What you need to do
A single figure is required: the number of lines in the listing below containing the word "Russiel".

┄┄┄┄┄┄

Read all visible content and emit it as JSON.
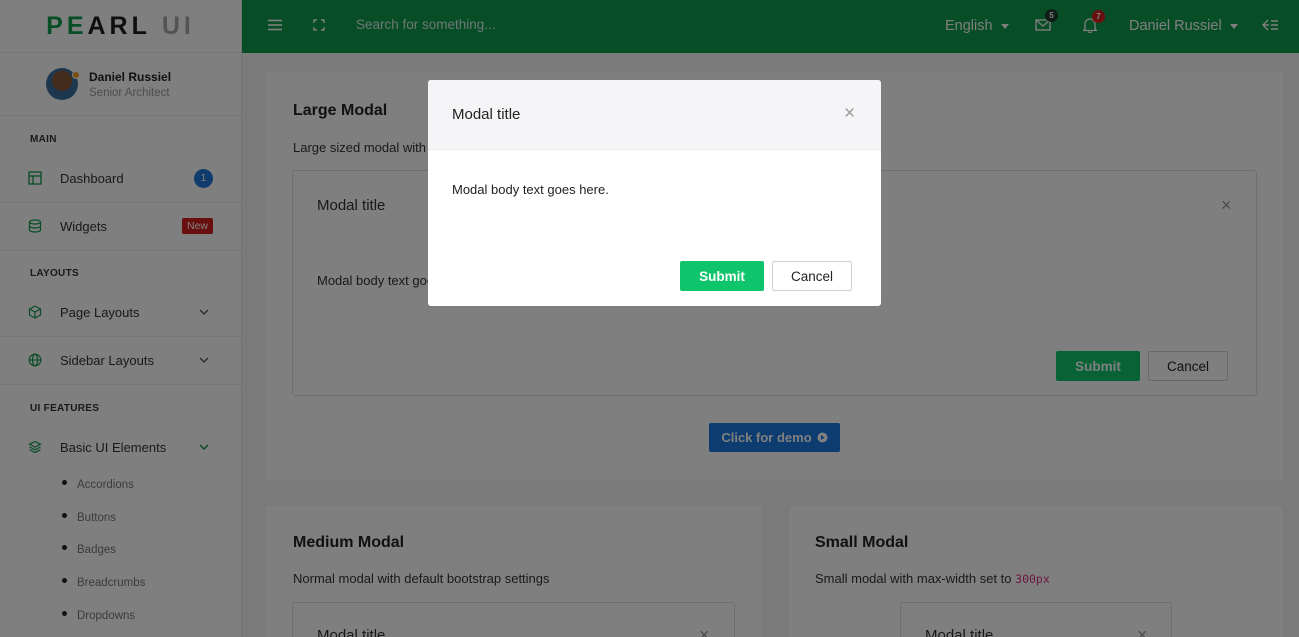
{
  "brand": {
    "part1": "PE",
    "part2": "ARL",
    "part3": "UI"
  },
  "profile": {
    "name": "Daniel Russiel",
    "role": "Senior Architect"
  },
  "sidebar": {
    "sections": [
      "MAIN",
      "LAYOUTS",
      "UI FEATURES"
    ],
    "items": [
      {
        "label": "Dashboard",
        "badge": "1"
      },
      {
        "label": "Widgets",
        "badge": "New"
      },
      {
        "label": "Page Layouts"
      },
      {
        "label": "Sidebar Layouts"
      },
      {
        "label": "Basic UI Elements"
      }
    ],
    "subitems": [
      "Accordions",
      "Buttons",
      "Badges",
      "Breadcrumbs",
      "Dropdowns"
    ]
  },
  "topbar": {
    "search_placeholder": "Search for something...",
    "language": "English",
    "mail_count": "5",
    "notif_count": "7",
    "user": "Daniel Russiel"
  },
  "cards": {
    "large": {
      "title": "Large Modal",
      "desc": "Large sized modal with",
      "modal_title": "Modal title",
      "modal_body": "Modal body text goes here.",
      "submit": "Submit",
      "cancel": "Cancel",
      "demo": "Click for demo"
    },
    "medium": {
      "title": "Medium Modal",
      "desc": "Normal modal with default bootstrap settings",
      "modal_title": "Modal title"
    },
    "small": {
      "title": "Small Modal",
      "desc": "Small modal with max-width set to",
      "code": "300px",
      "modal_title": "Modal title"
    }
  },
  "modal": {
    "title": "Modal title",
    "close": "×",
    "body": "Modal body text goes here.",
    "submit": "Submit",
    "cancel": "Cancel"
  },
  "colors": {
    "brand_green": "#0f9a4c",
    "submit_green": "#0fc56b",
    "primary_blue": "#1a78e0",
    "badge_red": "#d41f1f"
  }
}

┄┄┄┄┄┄

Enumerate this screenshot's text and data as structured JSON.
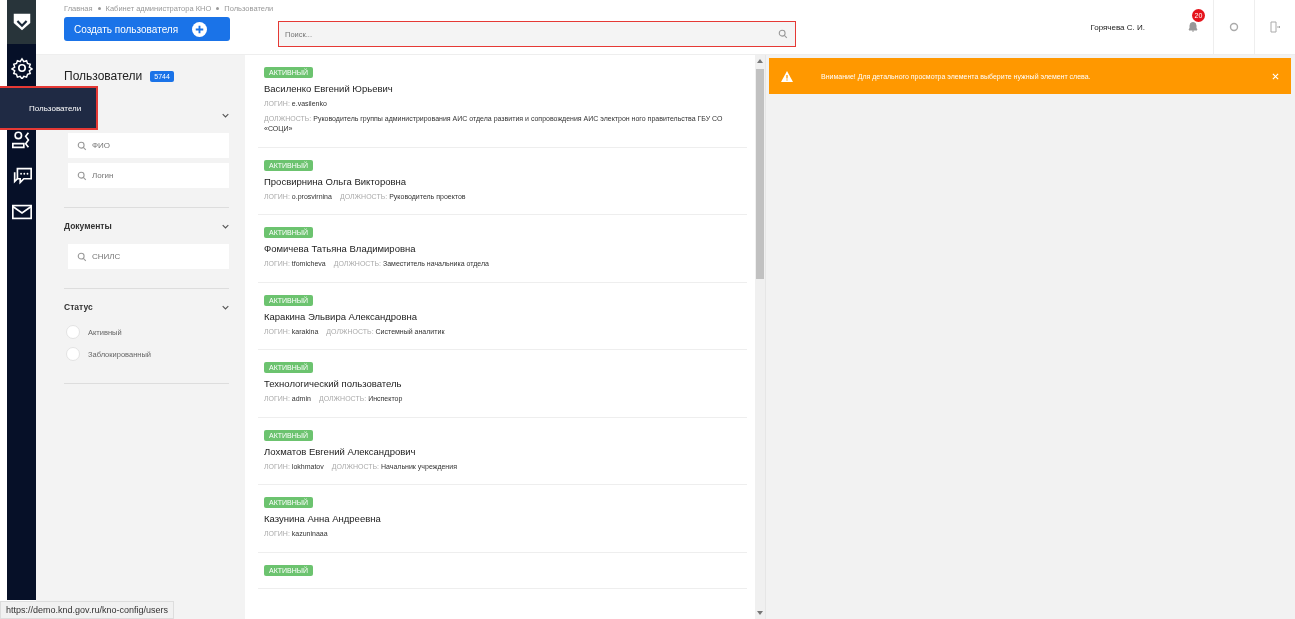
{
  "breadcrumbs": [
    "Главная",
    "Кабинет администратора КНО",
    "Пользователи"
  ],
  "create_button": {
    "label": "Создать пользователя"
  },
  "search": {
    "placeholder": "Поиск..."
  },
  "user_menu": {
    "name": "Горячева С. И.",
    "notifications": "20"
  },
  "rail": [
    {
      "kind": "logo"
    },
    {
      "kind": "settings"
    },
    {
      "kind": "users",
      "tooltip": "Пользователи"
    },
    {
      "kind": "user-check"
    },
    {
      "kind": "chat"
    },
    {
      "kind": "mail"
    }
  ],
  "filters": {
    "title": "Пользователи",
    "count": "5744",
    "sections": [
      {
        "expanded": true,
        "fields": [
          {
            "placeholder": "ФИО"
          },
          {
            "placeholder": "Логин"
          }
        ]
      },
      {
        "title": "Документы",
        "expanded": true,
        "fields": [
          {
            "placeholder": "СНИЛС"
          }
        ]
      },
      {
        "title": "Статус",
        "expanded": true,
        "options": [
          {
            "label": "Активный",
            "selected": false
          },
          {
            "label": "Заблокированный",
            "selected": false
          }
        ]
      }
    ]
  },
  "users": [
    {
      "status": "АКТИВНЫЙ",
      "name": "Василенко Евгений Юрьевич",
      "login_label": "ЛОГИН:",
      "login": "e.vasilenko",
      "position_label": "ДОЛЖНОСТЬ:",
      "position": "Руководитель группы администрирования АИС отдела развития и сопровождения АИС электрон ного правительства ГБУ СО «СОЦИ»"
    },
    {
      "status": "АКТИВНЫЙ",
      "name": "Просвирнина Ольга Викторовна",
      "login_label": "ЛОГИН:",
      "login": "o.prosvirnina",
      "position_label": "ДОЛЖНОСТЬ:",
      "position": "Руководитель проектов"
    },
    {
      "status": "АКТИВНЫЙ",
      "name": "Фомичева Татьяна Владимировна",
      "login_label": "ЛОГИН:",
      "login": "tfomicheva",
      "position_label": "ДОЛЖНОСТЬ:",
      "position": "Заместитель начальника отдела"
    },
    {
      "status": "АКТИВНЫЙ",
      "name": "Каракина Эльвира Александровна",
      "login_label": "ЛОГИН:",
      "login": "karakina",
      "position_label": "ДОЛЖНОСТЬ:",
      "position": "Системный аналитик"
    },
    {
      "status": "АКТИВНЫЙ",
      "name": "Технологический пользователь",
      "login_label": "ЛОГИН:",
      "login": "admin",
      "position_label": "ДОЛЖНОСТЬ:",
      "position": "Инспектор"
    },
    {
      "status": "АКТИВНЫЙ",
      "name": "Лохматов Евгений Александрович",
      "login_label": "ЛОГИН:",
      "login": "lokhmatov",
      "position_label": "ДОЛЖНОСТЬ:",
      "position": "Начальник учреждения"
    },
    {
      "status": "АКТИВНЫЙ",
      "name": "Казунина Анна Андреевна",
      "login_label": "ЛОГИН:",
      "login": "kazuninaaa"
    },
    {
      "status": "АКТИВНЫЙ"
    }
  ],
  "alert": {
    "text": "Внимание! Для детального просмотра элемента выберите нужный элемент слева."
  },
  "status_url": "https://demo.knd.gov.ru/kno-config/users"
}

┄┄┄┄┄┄

Exercise output
2